Community engagement, also called public or civic engagement, is a term often used, but can be difficult to define.
Depending on who you ask, you might receive several different answers. Community engagement might mean mailing out letters to notify property owners of a project that will affect them and their land. It might mean holding a series of meetings at a space within walking distance of a majority of neighbors. Or, it could mean any range of activities involving all parties that could be affected by your project. While a worthy goal, community engagement can also prove difficult to achieve.
Part of what makes our ongoing project in Walnut Park so successful is the community. The neighbors of Walnut Park sought assistance from Restore Oregon a little over a year ago when the threat of demolition hung over the Ocobock Mansion, a landmark within the neighborhood. Staff from Restore Oregon attended meetings and rallies held by the neighborhood to lend support to their cause. Following their success, concerned neighbors continued conversations with Restore Oregon, which ultimately led to our current documentation project.
In May of this year, we were invited to a meeting with a small, core group of neighbors that hoped to continue the initiative sparked by the success of saving the Ocobock Mansion. These neighbors wanted to learn more about the options available to them and how to move forward with understanding their history and significance. While they all agreed they wanted to document their neighborhood, the consensus among this group was to first hold a larger community meeting in order to gauge the wider neighborhood’s opinion on any kind of project.
To prep for this larger meeting, we helped design a flyer to pass to all neighbors that would be included in the study area boundaries. While we passed out these flyers, we made sure to chat with anyone we saw on the street or sidewalk in order to start that initial dialogue on the project and how it could affect the neighborhood. The responses we received that afternoon were positive, with neighbors saying they hoped the project could prevent a future Ocobock-like threat.

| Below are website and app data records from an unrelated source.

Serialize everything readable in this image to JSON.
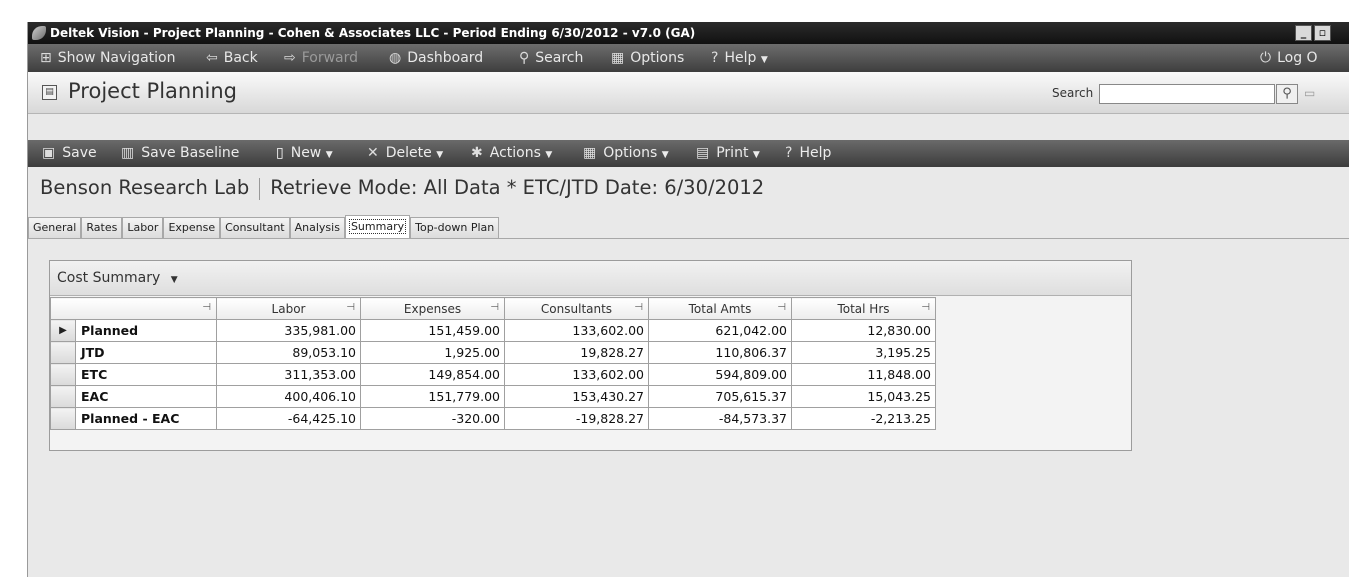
{
  "window": {
    "title": "Deltek Vision - Project Planning - Cohen & Associates LLC - Period Ending 6/30/2012 - v7.0 (GA)",
    "min_glyph": "_",
    "max_glyph": "▫"
  },
  "topnav": {
    "show_navigation": "Show Navigation",
    "back": "Back",
    "forward": "Forward",
    "dashboard": "Dashboard",
    "search": "Search",
    "options": "Options",
    "help": "Help",
    "logout": "Log O"
  },
  "app": {
    "title": "Project Planning",
    "search_label": "Search",
    "search_value": ""
  },
  "toolbar": {
    "save": "Save",
    "save_baseline": "Save Baseline",
    "new": "New",
    "delete": "Delete",
    "actions": "Actions",
    "options": "Options",
    "print": "Print",
    "help": "Help"
  },
  "heading": {
    "project": "Benson Research Lab",
    "mode": "Retrieve Mode: All Data * ETC/JTD Date: 6/30/2012"
  },
  "tabs": [
    "General",
    "Rates",
    "Labor",
    "Expense",
    "Consultant",
    "Analysis",
    "Summary",
    "Top-down Plan"
  ],
  "active_tab": "Summary",
  "panel": {
    "title": "Cost Summary"
  },
  "grid": {
    "columns": [
      "Labor",
      "Expenses",
      "Consultants",
      "Total Amts",
      "Total Hrs"
    ],
    "rows": [
      {
        "label": "Planned",
        "values": [
          "335,981.00",
          "151,459.00",
          "133,602.00",
          "621,042.00",
          "12,830.00"
        ]
      },
      {
        "label": "JTD",
        "values": [
          "89,053.10",
          "1,925.00",
          "19,828.27",
          "110,806.37",
          "3,195.25"
        ]
      },
      {
        "label": "ETC",
        "values": [
          "311,353.00",
          "149,854.00",
          "133,602.00",
          "594,809.00",
          "11,848.00"
        ]
      },
      {
        "label": "EAC",
        "values": [
          "400,406.10",
          "151,779.00",
          "153,430.27",
          "705,615.37",
          "15,043.25"
        ]
      },
      {
        "label": "Planned - EAC",
        "values": [
          "-64,425.10",
          "-320.00",
          "-19,828.27",
          "-84,573.37",
          "-2,213.25"
        ]
      }
    ]
  }
}
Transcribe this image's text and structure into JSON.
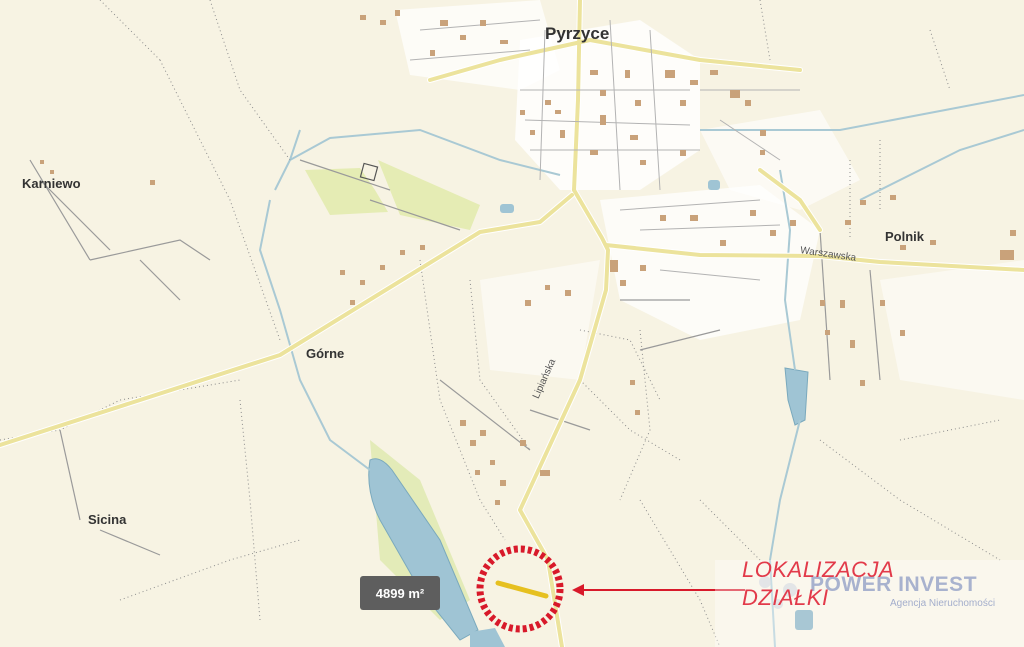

At our larger meeting, we wanted to ensure that neighbors received as much information as possible so that they could make an informed decision on whether or not the project would move forward. A neighborhood spokesperson introduced Historic Walnut Park, an update on the Ocobock Mansion was given so neighbors would know the progress made on the landmark they collectively saved, and Restore Oregon explained what documentation would entail as well as what the results would mean for the neighborhood’s future. We then opened up the floor to any questions or concerns neighbors might have before ending the night by asking them to vote using a sticker system.
While our meeting produced a consensus among attendees, we still wanted to allow more Walnut Park residents to provide us with input before fully getting started on documenting. With the help of neighbors, we sent out an email that allowed people to answer a brief survey and submit any questions. Again, we welcomed the unanimous response and moved forward with the project.
Neighborhood volunteers have attended training sessions and presentations in order to learn how to conduct historic documentation. We have gathered in living rooms and coffee shops to discuss the types of information needed to complete neighborhood documentation and to work together to learn what’s in Walnut Park. While the data is still coming in, already neighbors are learning the architectural styles and historic significance of their neighborhood within Northeast Portland.
Our hope is that even after the summer project comes to a close, neighbors will continue to research their houses and previous homeowners, talk to their neighbors about their experiences in the neighborhood, and work together to preserve the neighborhood’s character and history into the future. We also hope that other neighborhoods see this project as an example of how to start the documentation process in their own communities.